• Records supplied:
◆ ◆ ◆ ◆
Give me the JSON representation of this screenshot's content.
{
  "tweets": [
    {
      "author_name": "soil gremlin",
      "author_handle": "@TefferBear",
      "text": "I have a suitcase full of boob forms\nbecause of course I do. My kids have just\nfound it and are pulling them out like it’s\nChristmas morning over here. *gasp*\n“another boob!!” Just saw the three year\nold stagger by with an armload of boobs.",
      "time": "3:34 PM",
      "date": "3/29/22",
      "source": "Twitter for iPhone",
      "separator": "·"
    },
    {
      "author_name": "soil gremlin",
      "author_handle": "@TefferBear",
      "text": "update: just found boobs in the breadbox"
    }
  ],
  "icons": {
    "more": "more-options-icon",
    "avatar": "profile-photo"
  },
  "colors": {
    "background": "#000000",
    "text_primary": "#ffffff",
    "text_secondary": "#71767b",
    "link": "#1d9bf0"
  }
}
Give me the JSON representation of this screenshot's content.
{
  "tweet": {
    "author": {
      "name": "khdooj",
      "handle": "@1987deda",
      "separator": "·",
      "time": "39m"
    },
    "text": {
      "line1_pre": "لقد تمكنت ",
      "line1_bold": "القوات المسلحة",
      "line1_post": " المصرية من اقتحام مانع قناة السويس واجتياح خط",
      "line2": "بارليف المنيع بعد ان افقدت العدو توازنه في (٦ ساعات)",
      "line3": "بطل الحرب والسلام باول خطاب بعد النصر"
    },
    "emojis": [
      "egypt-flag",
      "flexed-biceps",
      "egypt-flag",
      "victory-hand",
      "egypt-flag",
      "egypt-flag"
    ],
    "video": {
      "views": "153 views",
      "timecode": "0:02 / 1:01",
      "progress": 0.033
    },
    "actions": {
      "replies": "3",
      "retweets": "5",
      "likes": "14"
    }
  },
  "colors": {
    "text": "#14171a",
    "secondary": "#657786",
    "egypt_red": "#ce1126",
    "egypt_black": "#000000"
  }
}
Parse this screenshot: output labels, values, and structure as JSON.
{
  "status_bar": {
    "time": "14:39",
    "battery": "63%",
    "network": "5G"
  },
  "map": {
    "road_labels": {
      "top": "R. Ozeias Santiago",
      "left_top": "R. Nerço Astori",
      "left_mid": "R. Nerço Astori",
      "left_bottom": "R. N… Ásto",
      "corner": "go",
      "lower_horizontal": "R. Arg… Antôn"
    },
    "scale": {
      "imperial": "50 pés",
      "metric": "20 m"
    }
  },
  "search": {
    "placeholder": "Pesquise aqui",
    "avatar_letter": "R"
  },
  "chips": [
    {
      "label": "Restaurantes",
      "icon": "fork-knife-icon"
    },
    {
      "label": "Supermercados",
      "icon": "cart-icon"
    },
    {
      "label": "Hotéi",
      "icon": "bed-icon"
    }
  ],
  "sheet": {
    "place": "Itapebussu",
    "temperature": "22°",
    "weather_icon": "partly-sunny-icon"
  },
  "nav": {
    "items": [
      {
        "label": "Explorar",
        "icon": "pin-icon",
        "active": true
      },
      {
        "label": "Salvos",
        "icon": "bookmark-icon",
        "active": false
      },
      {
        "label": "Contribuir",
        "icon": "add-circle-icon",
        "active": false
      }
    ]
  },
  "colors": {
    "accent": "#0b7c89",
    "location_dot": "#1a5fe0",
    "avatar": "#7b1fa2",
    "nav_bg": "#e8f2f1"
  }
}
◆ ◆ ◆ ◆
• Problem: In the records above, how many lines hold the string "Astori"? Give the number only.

• Answer: 2